The South Korean Army, DiGiambattista said, is highly trained and professional. He said just working with them was a benefit for his brigade.

"For some of our junior leaders who may have been recently deployed to other places, it was really eye-opening and refreshing to work with a professional force that was focused on their own security and driven by their needs," he said. "We did some phenomenal training with them."

Early on in their rotation, the brigade conducted a river crossing over the Imjin River, which crosses the demilitarized zone between North Korea and South Korea. The crossing gave the Americans an opportunity to learn from the Republic of Korea Army.

"For two days, we used U.S. boats and U.S. rafts to build that river crossing," he said. "But the last two days we had the [ROK Army] come in and we used their boats and their bridging equipment. It was a tremendous opportunity for us to understand how they approach the problem -- but also to put our tanks and Bradleys on their equipment on their bridge. And that built some tremendous trust and confidence."

That wasn't the only opportunity, he said, where American Soldiers were able to learn from their ROK counterparts.

"One of the ROK battalions in the [16th Mechanized Infantry Brigade] planned a week of training," he said. "They took one of our infantry companies and embedded it in their battalion training. That's the first time that we know of that happened: that instead of the U.S. leading training, the ROK Army led that training. And it was another great experience. They had some unique training facilities that we had access to because we were training with them, and really got to understand how they approach that fight. And those junior leaders learned a great deal."

Overall, DiGiambattista said, his brigade learned a lot in Korea -- and took a lot home.

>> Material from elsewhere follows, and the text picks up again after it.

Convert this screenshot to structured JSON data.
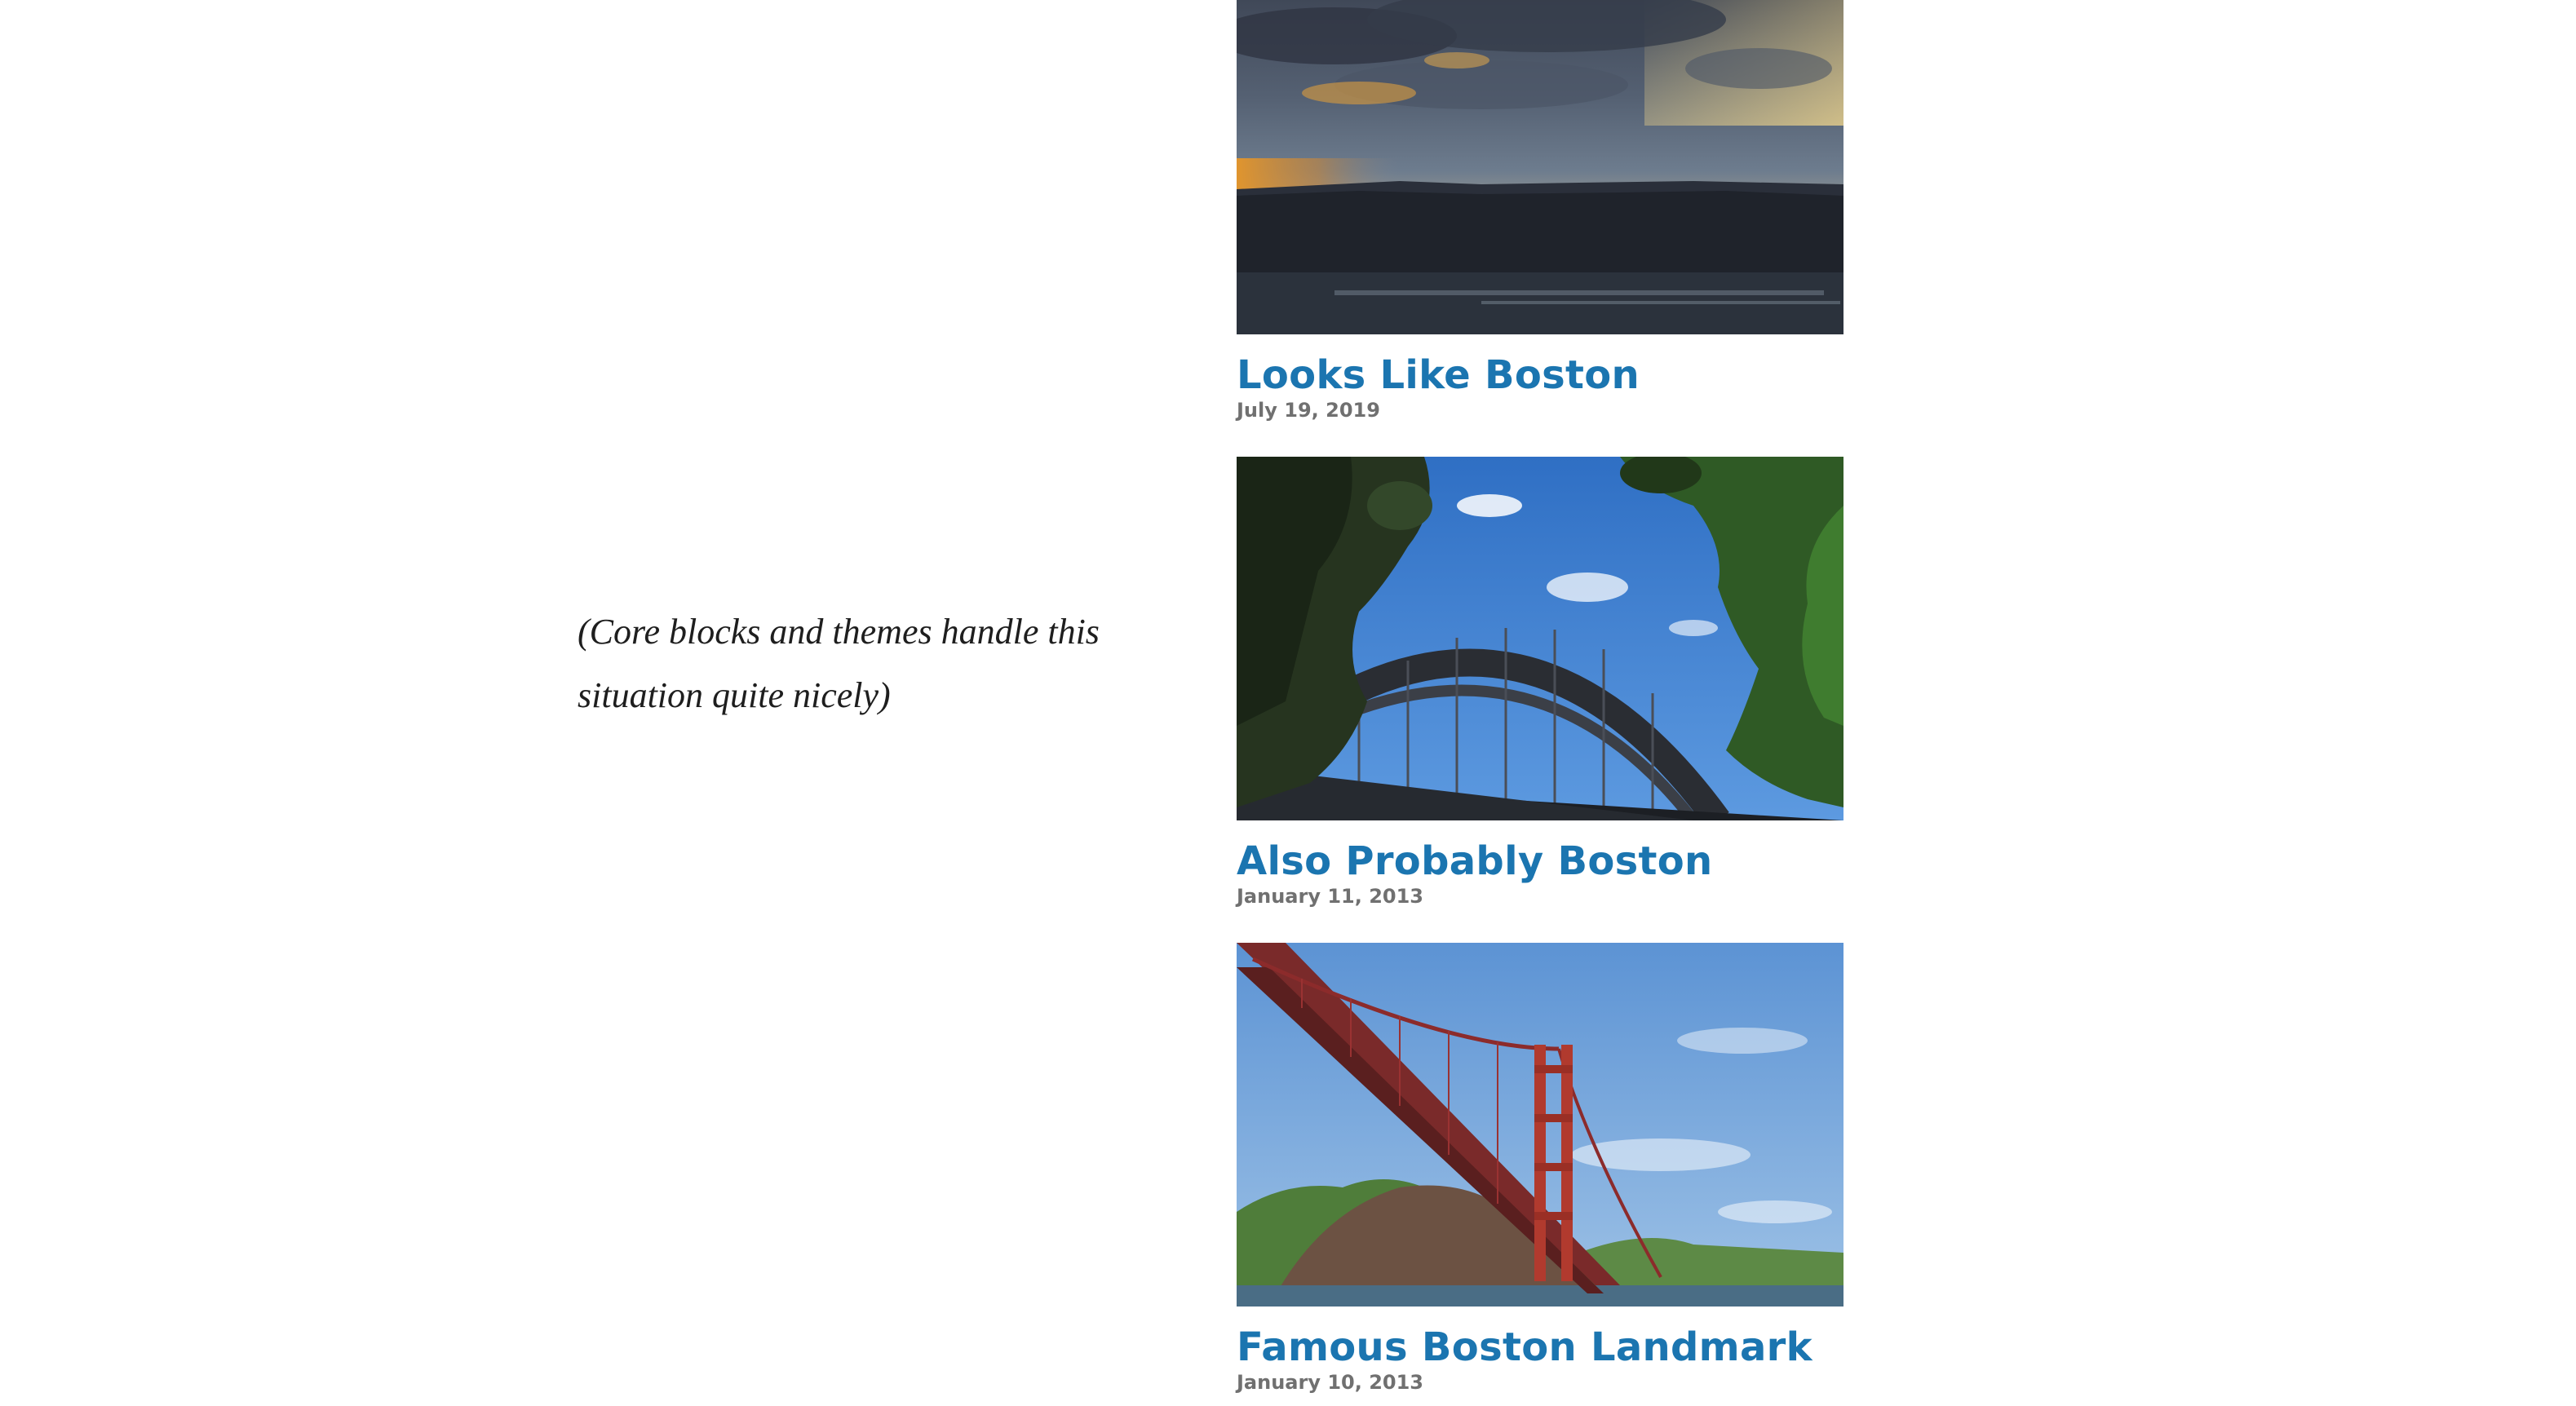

"We called it 'moving to mastery,'" he said. "We got a lot more opportunities to exercise our craft. Whether that was working with the Korean army, the Korean local people, or local Korean government, practicing our decisive action missions, firing live weapons and training in Korea, or practicing even moving non-combatants out of the country. All of those things made us better at our job. And we built readiness, and sustained our proficiency while we were there."

A tiny four-by-four grid of dots. A tiny representation of the Mandelbrot Set. An oscillator from the Game of Life. A twisty thing. A snowflake.